Sorry this one is late! I’ve been having a rough time lately, which I think is pretty normal right now for everyone. But I’m doing a bit better now and hope to stay that way for the next month or so. Hope.
Anyway, yesterday a bunch of us were trying to explain to someone on Twitter why we don’t like Robert Martin, and I brought up his claim “Defects are the fault of programmers. It is programmers who create defects – not languages”. I said this was a major flaw in his philosophy. The person asked:
Regarding defects, who else is to blame if not the person who introduced them?
Which is way too complicated question to answer in a Tweetstorm. It’s also not something I really have capacity right now to write a fully researched essay on, so you will get my thoughts as newsletter. Hooray!
So on a surface level, that sounds obvious. Defects come from code, programmers write code, therefore defects come from programmers. As a statement of fact, this doesn’t “coincidentally” hold. A lot of the nastiest bugs come from components that are all correct in isolation but interact in a dangerous way. This is called a Feature Interaction Bug. You can make a case that it’s both people’s fault, or neither people’s fault, or the manager’s fault, or who knows who’s fault. Another set of dangerous bugs come from ambiguous requirements. This is where there are multiple ways of interpreting the requirements that are all completely reasonable, words possible even the client doesn’t know which one they intended.
I call these “coincidental” counterexamples because they don’t actually refute the core idea, only the specific claim. Both feature interaction and ambiguous requirement bugs are amenable to upfront design methods like formal specifications. So you can argue that this is the programmer’s fault for not writing a spec. It shows that the situation is more nuanced than the simple statement of fact assumes, but it doesn’t get to why I’m so against it.
No, the bigger issue with “programmers create defects” is an essential issue with the worldview. Its basis in facts is less important than its value as a “lens” we can use to understand defects. If we know where defects come from, we know what we need to do to manage them. To emphasize this: Our worldview on defects shapes our means of reducing defects.

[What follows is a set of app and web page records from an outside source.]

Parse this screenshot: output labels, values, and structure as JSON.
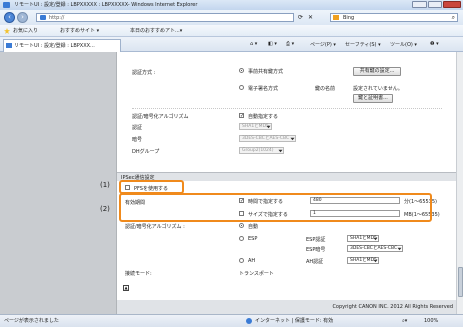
{
  "window": {
    "title": "リモートUI : 設定/登録 : LBPXXXXX : LBPXXXXX- Windows Internet Explorer"
  },
  "address": {
    "url": "http://",
    "search_engine": "Bing"
  },
  "favorites": {
    "label": "お気に入り",
    "item1": "おすすめサイト ▾",
    "item2": "本日のおすすめアト...▾"
  },
  "tab": {
    "title": "リモートUI : 設定/登録 : LBPXXX..."
  },
  "commands": {
    "page": "ページ(P) ▾",
    "safety": "セーフティ(S) ▾",
    "tools": "ツール(O) ▾",
    "help": "❷ ▾"
  },
  "auth": {
    "method_label": "認証方式 :",
    "shared_key_option": "事前共有鍵方式",
    "shared_key_button": "共有鍵の設定...",
    "digital_sig_option": "電子署名方式",
    "key_name_label": "鍵の名前",
    "key_status": "設定されていません。",
    "key_register_button": "鍵と証明書..."
  },
  "algo": {
    "title": "認証/暗号化アルゴリズム",
    "auto_label": "自動指定する",
    "auth_label": "認証",
    "auth_value": "SHA1とMD5",
    "enc_label": "暗号",
    "enc_value": "3DES-CBCとAES-CBC",
    "dh_label": "DHグループ",
    "dh_value": "Group2(1024)"
  },
  "ipsec": {
    "section_title": "IPSec通信設定",
    "pfs_label": "PFSを使用する",
    "lifetime_label": "有効期間",
    "time_label": "時間で指定する",
    "time_value": "480",
    "time_unit": "分(1〜65535)",
    "size_label": "サイズで指定する",
    "size_value": "1",
    "size_unit": "MB(1〜65535)",
    "algo_label": "認証/暗号化アルゴリズム :",
    "auto_option": "自動",
    "esp_option": "ESP",
    "esp_auth_label": "ESP認証",
    "esp_auth_value": "SHA1とMD5",
    "esp_enc_label": "ESP暗号",
    "esp_enc_value": "3DES-CBCとAES-CBC",
    "ah_option": "AH",
    "ah_auth_label": "AH認証",
    "ah_auth_value": "SHA1とMD5",
    "conn_mode_label": "接続モード:",
    "conn_mode_value": "トランスポート"
  },
  "copyright": "Copyright CANON INC. 2012 All Rights Reserved",
  "callouts": {
    "one": "(1)",
    "two": "(2)"
  },
  "status": {
    "left": "ページが表示されました",
    "zone": "インターネット | 保護モード: 有効",
    "zoom": "100%"
  },
  "colors": {
    "highlight": "#f08a1c",
    "ie_blue": "#4d86d6"
  }
}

We measure the value of a lens by how useful it is.
So what does the “defects are the fault of programmers” worldview tell us about our means? It says that the only way to reduce defects is to improve programmer discipline. Either the programmer is sufficiently disciplined and nothing can cause defects, or the programmer is insufficiently disciplined and nothing can prevent defects. Martin himself describes his worldview as:
- Too many programmer take sloppy short-cuts under schedule pressure.
- Too many other programmers think it’s fine, and provide cover.
The obvious solution:
- Raise the level of software discipline and professionalism.
- Never make excuses for sloppy work.
This is why Martin only recommends solutions that the programmer does:
- Unit testing (test driven development specifically)
- Code review
- “Clean Code”
- Pair programming
This is why Martin calls language features like nullable types “the dark path” and formal specifications a “shiny”. None of his solutions are about the structure of the project, the tools the programmer uses, the environment they’re in, etc.
Notice how little that gives us! Because all defects come from programmers, we can only talk about a very narrow range of things to eliminate defects. Anything else is just a sloppy shortcut, regardless of how well it actually works. Maybe the problem is everyone is overworked and we need to hire another programmer? No, that’s just an excuse for sloppy work. What if our microservice architecture makes certain kinds of bugs a lot more likely? It’s still you’re not having discipline.
In the safety science world this is derisively referred to as “human error”. Human error is where people stop their investigations. Just scapegoat the human and let the broader system get off scot-free. Don’t ask if the equipment was getting out of date, or if the training program is underfunded, or if the official processes were disconnected from the groundlevel reality. When all defects are the fault of the human, then we don’t have any tools to address defects besides blaming humans. And that’s completely inadequate for our purposes.
“Defects are the fault of programmers” may sound good, but it does nothing to help us fix defects.